Frustrated the league had evolved into a physical, plodding game, a major rule change abolished hand-checking above the free-throw line.
"The game has changed big-time,” said Dallas point guard Jason Kidd. "When I came in you could hand check and hold a little bit. You could definitely be more physical with the ball-handler. Now if you just touch them it’s a foul. It definitely gives quicker guys an advantage.”
New Orleans rookie point guard Darren Collison, who plays the Thunder tonight in the Ford Center, is a perfect example how the rule change has benefitted quick point guards.

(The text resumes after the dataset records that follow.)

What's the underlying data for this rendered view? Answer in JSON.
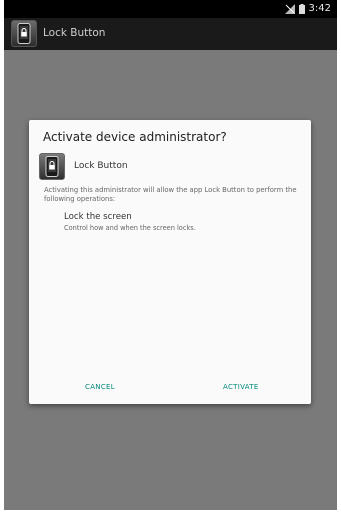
{
  "status_bar": {
    "time": "3:42"
  },
  "action_bar": {
    "title": "Lock Button",
    "icon": "lock-phone-icon"
  },
  "dialog": {
    "title": "Activate device administrator?",
    "admin_name": "Lock Button",
    "admin_icon": "lock-phone-icon",
    "description": "Activating this administrator will allow the app Lock Button to perform the following operations:",
    "permissions": [
      {
        "title": "Lock the screen",
        "description": "Control how and when the screen locks."
      }
    ],
    "buttons": {
      "cancel": "CANCEL",
      "activate": "ACTIVATE"
    }
  },
  "colors": {
    "accent": "#00897b",
    "dim_background": "#6e6e6e"
  }
}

Collison has averaged 20.7 points and 9.8 assists since taking over for All-Star point guard Chris Paul underwent arthroscopic knee surgery five weeks ago.
"You see some of the younger point guards that don’t have the bulky body be successful,” said Suns coach Alvin Gentry. "What it’s done is allow the athletic guys to use their athletic ability.
"In the past, guys like Quinn Buckner, Derek Harper and Nate McMillan would put their hands on you and pretty much guide you where they wanted you to go.”
It’s no coincidence the first two years after the rule change Suns point guard Steve Nash won the next two MVP awards in 2005 and 2006.
Nash’s stats before and after the rule change are dramatically different.
Before perimeter hand-checking was prohibited, Nash averaged 12.5 points and 6.0 assists.
The past six seasons, Nash has averaged 17.2 points and 11.0 assists.
"The game favors the perimeter player and the quicker players,” said Hall of Famer Larry Bird, the Indiana Pacers president. "I really don’t know how they can be guarded. What I do know is it’s a different game than when I played.”
NBA general managers are drafting accordingly.